One challenge for Rydberg atom-based quantum sensors is to rapidly change the radio frequency signal detection frequency. To change the sensor detection frequency, it is necessary to shift the coupling laser wavelength over a broad wavelength range that can be on the order of a several nanometers. Laser relocking and wavelength shifting is slow and takes at least hundreds of milli-seconds. Wavelength shifting also has limited range given conventional laser technologies. Fast laser wavelength switching is essential for applications like efficient test and measurement, multi-frequency communications and signal analysis.

A laser feeds into several components in sequence, resulting in an amplified output of the desired frequency
Fig. 1: A schematic of the method we used for fast switching of the 1455 nm laser source. An electro-optic modulator (EOM) is used to produce a frequency comb, which is split using an arrayed waveguide grating (AWG). The desired frequency is selected by an optical switch, then shifted to the correct frequency using another EOM.

We designed a stable laser system capable of swiftly switching among various target wavelengths. The switching times can be less than 1 microsecond, limited by electro-optic switching times. The system consists of several key components: a continuous-wave, stable laser locked to a frequency reference; a flat frequency comb; a frequency filter; and a high-speed frequency shifter. In this approach, the laser is never required to change its frequency and acts as a stable frequency reference for the system. A comb line generated from the stable frequency reference near to the target wavelength is selected, amplified and fine-tuned to the target Rydberg state.

In order to demonstrate the system’s versatility, we utilized the system for Rydberg atom-based radio frequency sensing in vapour cells.  The observed spectral profile of the frequency comb is shown in Fig. 2 and is remarkably flat. All 61 lines are within a 3dB bandwidth across a wavelength range of 8 nm.

In Fig. 3(a), we show the system switching between two different Rydberg states. The switching action starts at t = 10 ms, as marked by the dashed vertical line in Fig. 3(a). The falling edge on the graph shows the delay time in the switching process. The switching time was 400 μs in the case shown in the figure. By utilizing the frequency sweeping capability of the frequency shifter, the laser system’s output can be scanned across the Rydberg spectral features, Fig. 3(b).

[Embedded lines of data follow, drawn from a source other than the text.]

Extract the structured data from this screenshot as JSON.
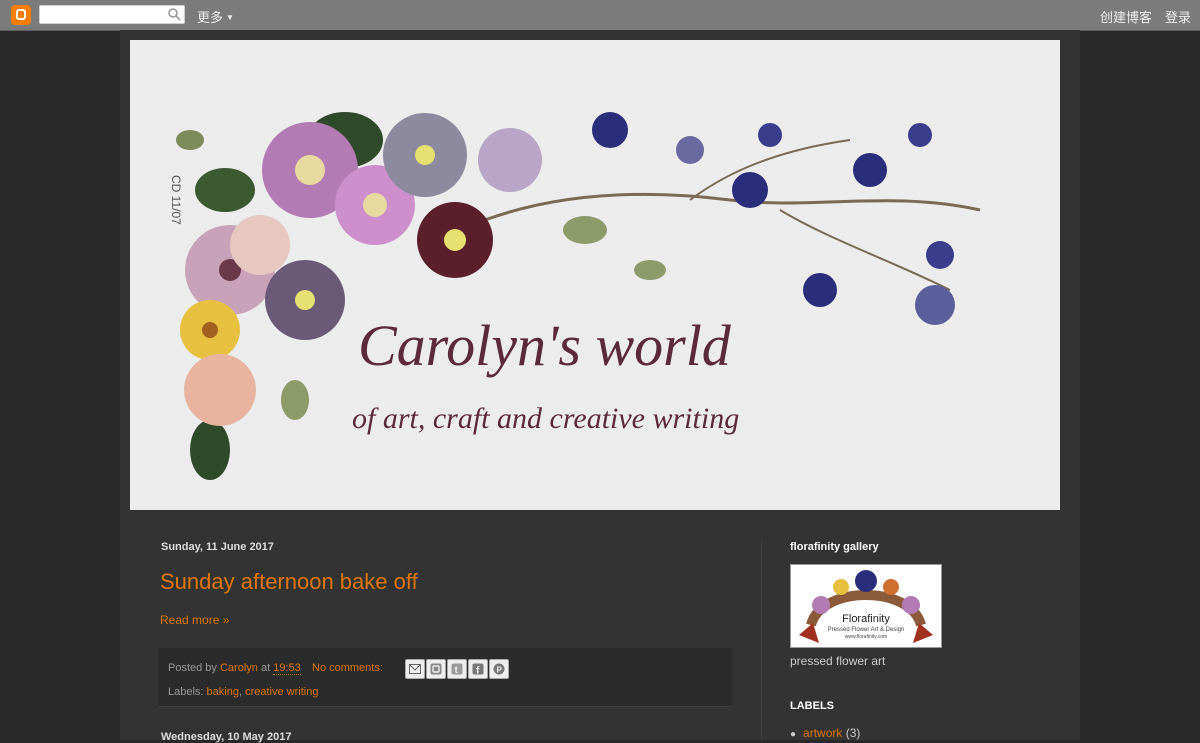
{
  "navbar": {
    "more": "更多",
    "create_blog": "创建博客",
    "sign_in": "登录"
  },
  "header": {
    "title": "Carolyn's world",
    "subtitle": "of art, craft and creative writing",
    "side_note": "CD 11/07"
  },
  "posts": [
    {
      "date": "Sunday, 11 June 2017",
      "title": "Sunday afternoon bake off",
      "read_more": "Read more »",
      "posted_by_prefix": "Posted by",
      "author": "Carolyn",
      "at": "at",
      "time": "19:53",
      "comments": "No comments:",
      "labels_prefix": "Labels:",
      "labels": [
        "baking",
        "creative writing"
      ],
      "label_sep": ", "
    },
    {
      "date": "Wednesday, 10 May 2017"
    }
  ],
  "sidebar": {
    "gallery_title": "florafinity gallery",
    "gallery_logo_title": "Florafinity",
    "gallery_logo_sub": "Pressed Flower Art & Design",
    "gallery_logo_url": "www.florafinity.com",
    "gallery_caption": "pressed flower art",
    "labels_title": "LABELS",
    "labels": [
      {
        "name": "artwork",
        "count": "(3)"
      }
    ]
  },
  "colors": {
    "accent": "#dd7700",
    "background": "#292929",
    "content": "#333333",
    "navbar": "#7b7b7b",
    "blogger_orange": "#f57d00"
  },
  "icons": [
    "blogger-logo-icon",
    "search-icon",
    "chevron-down-icon",
    "email-icon",
    "blogger-icon",
    "twitter-icon",
    "facebook-icon",
    "pinterest-icon"
  ]
}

A jagged line graph plotting normalized power in decibels on the Y axis, and wavelength in nanometres on the X axis.
Fig. 2: Observed spectral profile of the frequency comb used for fast wavelength switching. 61 lines are within a 3dB range, allowing switching over a wavelength range of 8 nm.
The left line graph plots RF field strength in arbitrary units on the Y axis, and time in milliseconds on the X axis. The right line graph plots RF field strength in arbitrary units on the Y axis, and scan frequency in megahertz on the X axis.
Fig. 3: Demonstration of the switching time of the laser. In (a), the laser frequency offset is held constant while the laser is switched from the 65D Rydberg level to 62D. The switching time is 400 us. In (b), the laser frequency offset is swept, allowing the lineshapes of the two Rydberg levels to be observed.

We improved the system’s switching speed by constructing a ping-pong scheme for changing the sensing frequency, Fig. 4. The RF detection process alternates between two RF sensing frequencies: one at 9.6 GHz with 100 kHz modulation and one at 8.3 GHz with 65 kHz modulation, Fig. 5. Ultimately, the switching speed was < 50 microseconds, limited by the re-locking time of the frequency shifter.

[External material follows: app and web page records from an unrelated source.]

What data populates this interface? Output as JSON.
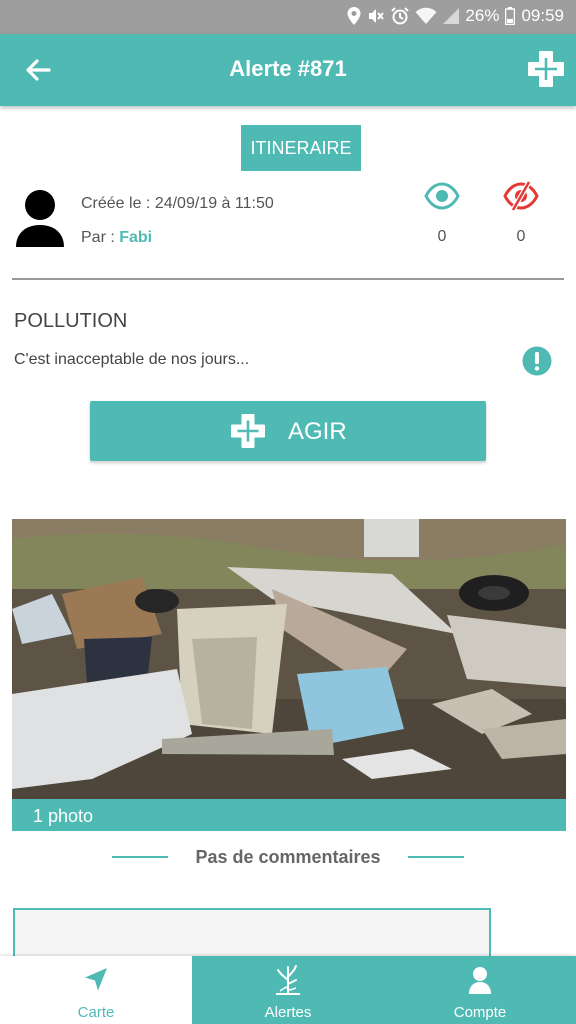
{
  "status_bar": {
    "battery": "26%",
    "time": "09:59",
    "icons": [
      "location-icon",
      "mute-icon",
      "alarm-icon",
      "wifi-icon",
      "signal-icon",
      "battery-icon"
    ]
  },
  "app_bar": {
    "title": "Alerte #871",
    "back_icon": "arrow-left-icon",
    "action_icon": "plus-icon"
  },
  "alert": {
    "itinerary_label": "ITINERAIRE",
    "created": "Créée le : 24/09/19 à 11:50",
    "by_prefix": "Par : ",
    "author": "Fabi",
    "seen_count": "0",
    "unseen_count": "0",
    "category": "POLLUTION",
    "description": "C'est inacceptable de nos jours...",
    "action_label": "AGIR"
  },
  "photo": {
    "caption": "1 photo"
  },
  "comments": {
    "label": "Pas de  commentaires"
  },
  "bottom_nav": {
    "items": [
      {
        "label": "Carte",
        "icon": "navigation-arrow-icon",
        "active": true
      },
      {
        "label": "Alertes",
        "icon": "tree-icon",
        "active": false
      },
      {
        "label": "Compte",
        "icon": "user-icon",
        "active": false
      }
    ]
  },
  "colors": {
    "primary": "#4fbab4",
    "status_bar": "#9e9e9e",
    "unseen": "#e53935"
  }
}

Several optical components are connected in a complex circuit.
Fig. 4: Illustration of the ping-pong scheme used for changing the sensing frequency. Two RF synthesizers are fed into an RF switch. While one frequency is active, the other RF synthesizer is tuned to the next frequency.
A graph with modulation frequency in kilohertz on the Y axis, and time in milliseconds on the X axis. A coloured key indicates the power/ frequency in arbitrary units.
Fig. 5: Measured observation of the switching time from 65D to 62D using the improved frequency switching method.

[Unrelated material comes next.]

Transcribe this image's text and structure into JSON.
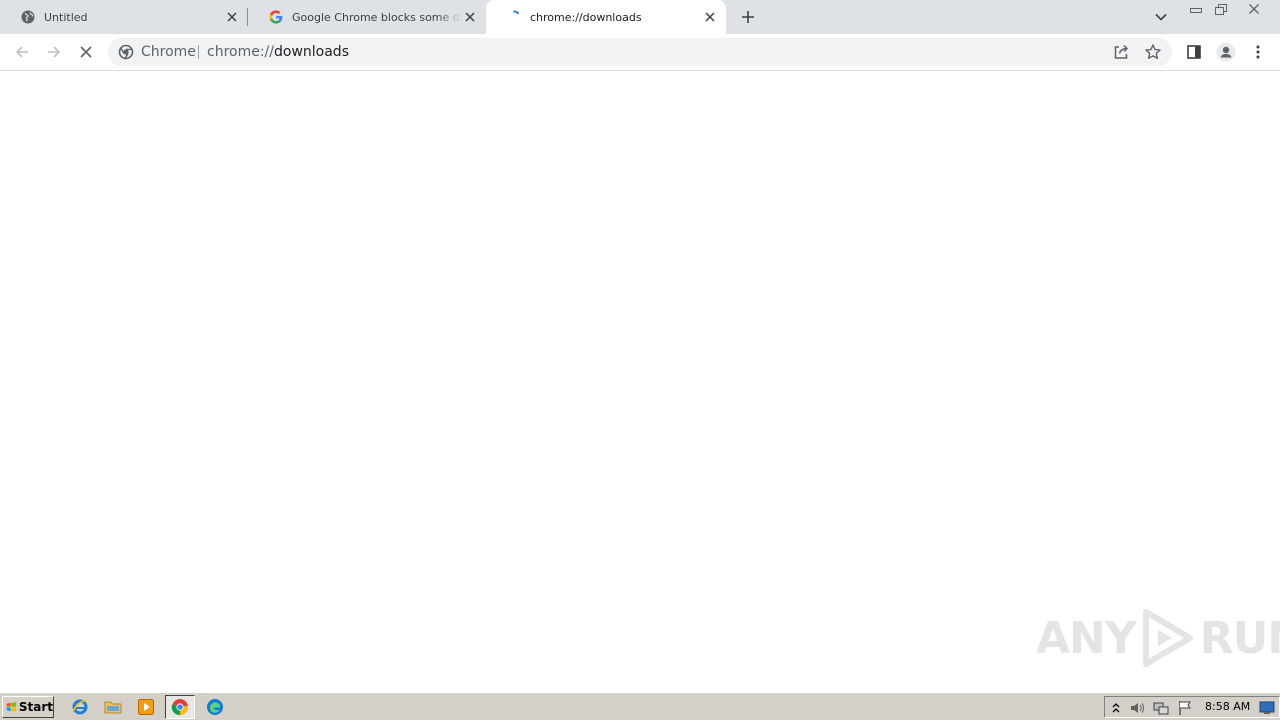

Representative Publications:

  1. Tuning the output of a laser,” C. Liu, K.A. Nickerson, M. Hajialamdari, and J.P. Shaffer, US patent 11,658,461 B1 (2023).

Funding agencies:

DARPA logo

Interested in Collaborating or Joining Our Team?

If you are interested in collaborating with us or becoming a technical staff member, including student internships and postdoctoral training, please contact James Shaffer at [email protected].